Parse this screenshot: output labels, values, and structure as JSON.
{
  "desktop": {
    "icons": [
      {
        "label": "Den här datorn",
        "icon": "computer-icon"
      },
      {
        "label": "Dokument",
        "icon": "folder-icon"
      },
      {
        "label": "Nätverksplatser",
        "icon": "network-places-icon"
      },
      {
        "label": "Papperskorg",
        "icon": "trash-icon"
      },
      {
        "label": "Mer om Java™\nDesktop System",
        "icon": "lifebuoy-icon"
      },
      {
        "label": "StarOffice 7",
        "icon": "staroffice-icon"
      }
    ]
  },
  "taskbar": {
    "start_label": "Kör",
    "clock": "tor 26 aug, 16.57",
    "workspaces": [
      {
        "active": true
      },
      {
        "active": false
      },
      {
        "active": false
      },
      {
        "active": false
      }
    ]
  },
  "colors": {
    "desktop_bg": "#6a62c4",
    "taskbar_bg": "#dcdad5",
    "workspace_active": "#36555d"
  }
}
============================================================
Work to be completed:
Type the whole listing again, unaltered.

Solution:
Parse this screenshot: output labels, values, and structure as JSON.
{
  "desktop": {
    "icons": [
      {
        "label": "Den här datorn",
        "icon": "computer-icon"
      },
      {
        "label": "Dokument",
        "icon": "folder-icon"
      },
      {
        "label": "Nätverksplatser",
        "icon": "network-places-icon"
      },
      {
        "label": "Papperskorg",
        "icon": "trash-icon"
      },
      {
        "label": "Mer om Java™\nDesktop System",
        "icon": "lifebuoy-icon"
      },
      {
        "label": "StarOffice 7",
        "icon": "staroffice-icon"
      }
    ]
  },
  "taskbar": {
    "start_label": "Kör",
    "clock": "tor 26 aug, 16.57",
    "workspaces": [
      {
        "active": true
      },
      {
        "active": false
      },
      {
        "active": false
      },
      {
        "active": false
      }
    ]
  },
  "colors": {
    "desktop_bg": "#6a62c4",
    "taskbar_bg": "#dcdad5",
    "workspace_active": "#36555d"
  }
}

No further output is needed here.